Banks May Not Get Much Relief From Lower Rates
The Fed's decision to cut interest rates probably won't do much for banks struggling with rising credit losses as the housing market retreats.
Banks recently completed a lackluster third quarter, with many boosting loan losses as homeowners and real estate developers struggled to pay bills. Lehman Brothers analyst Jason Goldberg said results at 51 percent of major U.S. banks missed Wall Street forecasts, the most in at least 11 years.
The Fed's decision to cut its key overnight lending rate to 4.50 percent from 4.75 percent will lower a variety of rates pegged to short-term market rates, such as those on credit cards and home equity lines of credit. It may also allow banks to lower rates on deposits.
Following the cut, banks began lowering their prime lending rate to 7.50 percent from 7.75 percent.
Yet because rate cuts typically take six months to work into the economy, according to economists, Wednesday's rate cut and even the Fed's half-point cut in September will need time to have their full effect.
"The challenges remain the same: There is weakness in the housing market and a possible contagion effect harming other consumer lending, including credit cards and auto loans," said Rodrigo Quintanilla, head of North American banks and broker-dealers for credit rating agency Standard & Poor's.
No 'Cure' for Past Mistakes
Banks have been among the worst-performing U.S. equity sectors this year. Through Tuesday, the S&P Financials index was down 9.4 percent in 2007, compared with a 7.9 percent gain in the S&P 500.
Financial stocks comprise one-fifth of the S&P 500. Some, including mortgage lender Countrywide Financial, have slid more than half.
A healthier economy might spur business activity and keep a lid on loan losses. A Commerce Department report Wednesday showed surprisingly brisk 3.9 percent annualized economic growth from July to September, the highest in 1-1/2 years.
But the Fed said this rate will likely slow, "partly reflecting the intensification of the housing correction."
"Rate cuts don't cure past mistakes," said Gary Townsend, a banking analyst at Friedman Billings Ramsey & Co. in Arlington, Va. "To the extent banks have not lent wisely, such as in subprime mortgages or some residential construction in Florida, those loans may already be bad now."
Moreover, some banks, including Citigroup, Bank of America and Wachovia, have large capital market exposures, and were hurt this summer when that market seized up.

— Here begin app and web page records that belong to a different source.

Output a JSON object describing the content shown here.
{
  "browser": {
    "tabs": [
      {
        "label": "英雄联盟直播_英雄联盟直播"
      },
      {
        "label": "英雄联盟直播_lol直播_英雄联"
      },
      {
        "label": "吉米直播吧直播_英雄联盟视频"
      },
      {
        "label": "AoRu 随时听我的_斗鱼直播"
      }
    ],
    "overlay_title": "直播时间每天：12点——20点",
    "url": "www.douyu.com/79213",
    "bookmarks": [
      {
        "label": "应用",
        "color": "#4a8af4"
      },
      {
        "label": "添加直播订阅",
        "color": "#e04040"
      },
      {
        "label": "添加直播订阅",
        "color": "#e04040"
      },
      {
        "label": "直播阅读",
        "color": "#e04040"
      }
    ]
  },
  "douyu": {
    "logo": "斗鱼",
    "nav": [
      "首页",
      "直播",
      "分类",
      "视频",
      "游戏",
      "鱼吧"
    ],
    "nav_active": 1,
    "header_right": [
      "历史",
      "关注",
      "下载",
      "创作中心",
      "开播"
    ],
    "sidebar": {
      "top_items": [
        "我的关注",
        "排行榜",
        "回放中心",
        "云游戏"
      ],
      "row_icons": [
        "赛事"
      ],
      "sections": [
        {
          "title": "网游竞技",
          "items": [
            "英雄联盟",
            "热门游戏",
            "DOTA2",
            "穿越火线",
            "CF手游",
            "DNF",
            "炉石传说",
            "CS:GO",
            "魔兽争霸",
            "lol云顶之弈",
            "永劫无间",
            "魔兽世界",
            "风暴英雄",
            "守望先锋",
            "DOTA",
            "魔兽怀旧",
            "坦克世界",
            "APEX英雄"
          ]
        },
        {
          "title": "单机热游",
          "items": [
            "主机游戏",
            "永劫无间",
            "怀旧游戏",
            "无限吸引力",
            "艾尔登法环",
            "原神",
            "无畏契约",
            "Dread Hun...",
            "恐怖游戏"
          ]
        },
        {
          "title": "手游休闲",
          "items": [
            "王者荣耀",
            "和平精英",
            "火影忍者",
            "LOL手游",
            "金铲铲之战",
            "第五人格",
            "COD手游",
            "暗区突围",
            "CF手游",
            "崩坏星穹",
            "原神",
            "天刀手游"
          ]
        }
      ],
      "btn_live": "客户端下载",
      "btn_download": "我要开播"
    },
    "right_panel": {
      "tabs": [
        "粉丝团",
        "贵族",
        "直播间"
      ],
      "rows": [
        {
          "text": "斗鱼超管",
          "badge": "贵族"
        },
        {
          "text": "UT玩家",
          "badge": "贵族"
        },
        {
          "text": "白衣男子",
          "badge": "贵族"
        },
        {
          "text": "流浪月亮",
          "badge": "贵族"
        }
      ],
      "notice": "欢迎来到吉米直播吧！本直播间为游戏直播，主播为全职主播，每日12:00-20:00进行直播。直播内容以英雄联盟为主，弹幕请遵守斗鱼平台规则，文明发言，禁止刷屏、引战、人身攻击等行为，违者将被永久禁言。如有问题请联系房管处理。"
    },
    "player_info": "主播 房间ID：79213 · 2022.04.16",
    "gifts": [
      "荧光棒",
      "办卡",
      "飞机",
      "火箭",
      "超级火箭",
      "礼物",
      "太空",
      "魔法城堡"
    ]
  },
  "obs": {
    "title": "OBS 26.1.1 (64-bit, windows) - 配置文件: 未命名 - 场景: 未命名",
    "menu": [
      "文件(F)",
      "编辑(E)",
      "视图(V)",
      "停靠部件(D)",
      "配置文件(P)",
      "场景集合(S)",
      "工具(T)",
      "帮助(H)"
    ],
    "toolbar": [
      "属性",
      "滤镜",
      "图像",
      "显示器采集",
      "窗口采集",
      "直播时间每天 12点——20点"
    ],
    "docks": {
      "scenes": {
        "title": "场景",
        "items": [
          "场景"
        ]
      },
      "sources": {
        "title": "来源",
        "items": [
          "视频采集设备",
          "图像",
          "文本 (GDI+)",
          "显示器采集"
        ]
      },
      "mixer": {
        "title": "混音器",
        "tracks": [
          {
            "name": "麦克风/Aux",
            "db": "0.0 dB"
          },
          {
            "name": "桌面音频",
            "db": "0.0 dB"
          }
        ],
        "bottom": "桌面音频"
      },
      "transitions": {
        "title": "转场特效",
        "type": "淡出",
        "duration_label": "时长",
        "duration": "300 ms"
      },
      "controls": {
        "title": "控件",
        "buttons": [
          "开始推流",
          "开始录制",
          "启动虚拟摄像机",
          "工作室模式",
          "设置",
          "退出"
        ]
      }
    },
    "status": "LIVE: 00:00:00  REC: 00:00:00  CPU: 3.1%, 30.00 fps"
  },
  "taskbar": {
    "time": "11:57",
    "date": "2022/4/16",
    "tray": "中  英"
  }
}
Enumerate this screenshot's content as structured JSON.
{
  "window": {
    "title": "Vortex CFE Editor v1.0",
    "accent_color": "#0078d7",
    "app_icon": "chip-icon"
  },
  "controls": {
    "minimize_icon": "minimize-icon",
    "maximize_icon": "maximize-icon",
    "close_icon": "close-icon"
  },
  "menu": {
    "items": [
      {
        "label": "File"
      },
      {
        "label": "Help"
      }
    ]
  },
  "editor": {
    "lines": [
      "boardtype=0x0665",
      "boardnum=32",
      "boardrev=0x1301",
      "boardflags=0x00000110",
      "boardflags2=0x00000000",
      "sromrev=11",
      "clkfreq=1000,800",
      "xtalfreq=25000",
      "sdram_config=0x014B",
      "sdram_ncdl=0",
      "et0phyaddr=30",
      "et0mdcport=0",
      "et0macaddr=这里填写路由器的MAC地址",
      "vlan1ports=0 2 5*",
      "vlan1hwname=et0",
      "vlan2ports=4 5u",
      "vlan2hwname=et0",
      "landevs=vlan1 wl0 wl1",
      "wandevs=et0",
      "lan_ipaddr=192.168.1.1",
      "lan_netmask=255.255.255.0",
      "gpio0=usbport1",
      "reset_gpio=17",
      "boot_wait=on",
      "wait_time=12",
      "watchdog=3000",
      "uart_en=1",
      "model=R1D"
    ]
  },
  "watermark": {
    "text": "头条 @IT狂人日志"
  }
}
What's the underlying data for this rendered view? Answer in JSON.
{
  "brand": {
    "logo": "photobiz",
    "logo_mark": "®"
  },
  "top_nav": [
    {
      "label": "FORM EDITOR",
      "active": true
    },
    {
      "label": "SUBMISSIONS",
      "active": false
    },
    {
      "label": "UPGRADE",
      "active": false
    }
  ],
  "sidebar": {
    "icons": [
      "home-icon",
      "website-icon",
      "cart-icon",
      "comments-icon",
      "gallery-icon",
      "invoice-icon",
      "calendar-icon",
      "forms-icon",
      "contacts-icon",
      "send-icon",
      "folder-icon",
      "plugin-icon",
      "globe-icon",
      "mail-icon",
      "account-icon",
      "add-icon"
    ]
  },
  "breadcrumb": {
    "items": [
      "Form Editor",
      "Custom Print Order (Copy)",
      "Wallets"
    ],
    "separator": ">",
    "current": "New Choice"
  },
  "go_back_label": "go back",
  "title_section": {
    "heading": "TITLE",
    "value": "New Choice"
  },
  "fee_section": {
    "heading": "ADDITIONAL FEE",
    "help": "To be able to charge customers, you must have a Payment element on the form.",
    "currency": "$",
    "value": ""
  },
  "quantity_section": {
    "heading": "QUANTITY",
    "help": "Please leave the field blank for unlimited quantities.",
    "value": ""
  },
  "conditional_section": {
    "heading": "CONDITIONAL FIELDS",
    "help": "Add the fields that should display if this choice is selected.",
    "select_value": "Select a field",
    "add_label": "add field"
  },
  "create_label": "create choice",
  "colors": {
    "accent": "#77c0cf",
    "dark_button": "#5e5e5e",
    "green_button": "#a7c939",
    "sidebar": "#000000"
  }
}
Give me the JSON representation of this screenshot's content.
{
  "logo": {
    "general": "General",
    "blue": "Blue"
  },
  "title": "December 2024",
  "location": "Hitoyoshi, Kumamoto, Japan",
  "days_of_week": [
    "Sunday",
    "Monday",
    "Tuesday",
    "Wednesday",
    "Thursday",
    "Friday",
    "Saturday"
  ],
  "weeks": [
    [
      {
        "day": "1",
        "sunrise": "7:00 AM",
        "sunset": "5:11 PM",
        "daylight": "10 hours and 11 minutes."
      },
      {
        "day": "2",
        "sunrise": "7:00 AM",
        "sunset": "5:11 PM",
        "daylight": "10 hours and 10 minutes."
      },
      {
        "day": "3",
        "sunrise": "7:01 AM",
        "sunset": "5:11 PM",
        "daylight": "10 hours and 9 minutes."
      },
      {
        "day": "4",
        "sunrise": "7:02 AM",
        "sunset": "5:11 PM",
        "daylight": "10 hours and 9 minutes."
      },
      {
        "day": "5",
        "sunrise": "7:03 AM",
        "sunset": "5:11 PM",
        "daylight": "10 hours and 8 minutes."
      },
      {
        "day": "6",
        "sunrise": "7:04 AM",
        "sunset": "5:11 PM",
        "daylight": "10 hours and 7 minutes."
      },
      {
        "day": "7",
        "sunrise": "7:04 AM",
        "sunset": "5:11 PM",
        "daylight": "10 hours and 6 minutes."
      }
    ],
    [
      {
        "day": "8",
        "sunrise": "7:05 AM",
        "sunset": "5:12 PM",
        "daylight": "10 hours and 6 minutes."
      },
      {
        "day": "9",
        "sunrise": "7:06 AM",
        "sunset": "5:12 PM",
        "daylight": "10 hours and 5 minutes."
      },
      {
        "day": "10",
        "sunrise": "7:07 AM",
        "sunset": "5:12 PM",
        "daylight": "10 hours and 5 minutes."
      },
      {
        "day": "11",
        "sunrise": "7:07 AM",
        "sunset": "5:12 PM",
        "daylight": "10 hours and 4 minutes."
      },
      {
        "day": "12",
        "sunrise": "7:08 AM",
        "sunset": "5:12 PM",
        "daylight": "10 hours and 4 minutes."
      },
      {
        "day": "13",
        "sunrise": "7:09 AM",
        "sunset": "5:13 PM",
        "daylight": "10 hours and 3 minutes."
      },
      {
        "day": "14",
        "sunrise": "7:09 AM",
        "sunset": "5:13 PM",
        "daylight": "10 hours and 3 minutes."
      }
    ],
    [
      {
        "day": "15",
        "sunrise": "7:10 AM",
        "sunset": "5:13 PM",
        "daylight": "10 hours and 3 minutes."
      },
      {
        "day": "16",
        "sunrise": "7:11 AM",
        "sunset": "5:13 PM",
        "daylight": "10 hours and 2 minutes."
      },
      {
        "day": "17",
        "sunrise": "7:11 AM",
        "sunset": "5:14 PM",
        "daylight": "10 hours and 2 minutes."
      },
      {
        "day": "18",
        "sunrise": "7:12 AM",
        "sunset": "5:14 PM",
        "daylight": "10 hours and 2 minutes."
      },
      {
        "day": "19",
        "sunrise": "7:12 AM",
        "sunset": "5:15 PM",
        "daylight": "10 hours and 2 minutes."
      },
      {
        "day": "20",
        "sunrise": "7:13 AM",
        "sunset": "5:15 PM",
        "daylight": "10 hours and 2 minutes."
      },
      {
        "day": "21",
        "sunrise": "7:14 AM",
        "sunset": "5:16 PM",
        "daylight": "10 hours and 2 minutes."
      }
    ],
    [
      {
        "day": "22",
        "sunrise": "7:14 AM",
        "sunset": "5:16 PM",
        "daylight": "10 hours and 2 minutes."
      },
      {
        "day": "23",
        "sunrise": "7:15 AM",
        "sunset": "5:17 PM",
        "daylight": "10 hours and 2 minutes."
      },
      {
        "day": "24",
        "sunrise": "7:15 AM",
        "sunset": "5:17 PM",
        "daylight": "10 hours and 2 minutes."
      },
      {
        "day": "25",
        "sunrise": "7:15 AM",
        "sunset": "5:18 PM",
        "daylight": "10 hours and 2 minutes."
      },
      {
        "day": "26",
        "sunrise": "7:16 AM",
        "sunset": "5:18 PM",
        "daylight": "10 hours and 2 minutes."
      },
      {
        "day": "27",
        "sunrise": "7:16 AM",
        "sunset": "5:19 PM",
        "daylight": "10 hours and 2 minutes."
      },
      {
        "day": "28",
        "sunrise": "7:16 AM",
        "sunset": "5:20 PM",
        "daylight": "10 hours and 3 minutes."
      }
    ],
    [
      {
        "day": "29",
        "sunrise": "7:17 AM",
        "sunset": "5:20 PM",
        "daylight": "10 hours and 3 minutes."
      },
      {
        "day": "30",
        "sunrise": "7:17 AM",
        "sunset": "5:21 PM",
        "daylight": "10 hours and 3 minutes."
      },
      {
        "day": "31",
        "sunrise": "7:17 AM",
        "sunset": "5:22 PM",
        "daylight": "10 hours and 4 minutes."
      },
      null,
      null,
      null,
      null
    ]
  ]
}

Morgan Stanley's Betsy Graseck on Wednesday downgraded the sector to "cautious" from "attractive," and projected a "consumer credit recession" in 2008. She also downgraded Citigroup, Bank of America and Wells Fargo.
"We expect significant deterioration as tighter credit standards, imposed by banks and capital markets, squeeze consumers and as unemployment rises and housing values fall," Graseck wrote. "We see further downside risk to earnings per share if a consumer credit recession spills into corporates."
On top of this, banks such as BB&T in the southeast and Commerce Bancorp in the mid-Atlantic have lamented growing competition for deposits.
Countrywide Bank, for example, Wednesday offered a 5.65 percent yield on a $10,000, six-month certificate of deposit.
This exacerbates the negative impact from a fairly "flat yield curve," where long-term Treasurys yield little more than short-term Treasuries. That hurts banks because they can't charge enough on loans to offset borrowing and deposit costs.
Bank stocks trade at 12.3 times trailing 12-month earnings, below the 17.4 multiple for the S&P 500. A year ago, the multiples were 14.1 for banks and 16.5 for the S&P 500.
Townsend called the current ratio historically "a good time to be buying bank stocks." He favors lenders he says manage credit risks well, including Comerica, PNC Financial Services Group and U.S. Bancorp.
But he said investors should be "very worried" about the potential for dividend cuts.
Many bank stocks now yield more than 5 percent. Townsend's colleague Paul Miller has said Washington Mutual, the largest U.S. thrift, may have trouble maintaining its dividend, which on Tuesday threw off an 8 percent yield.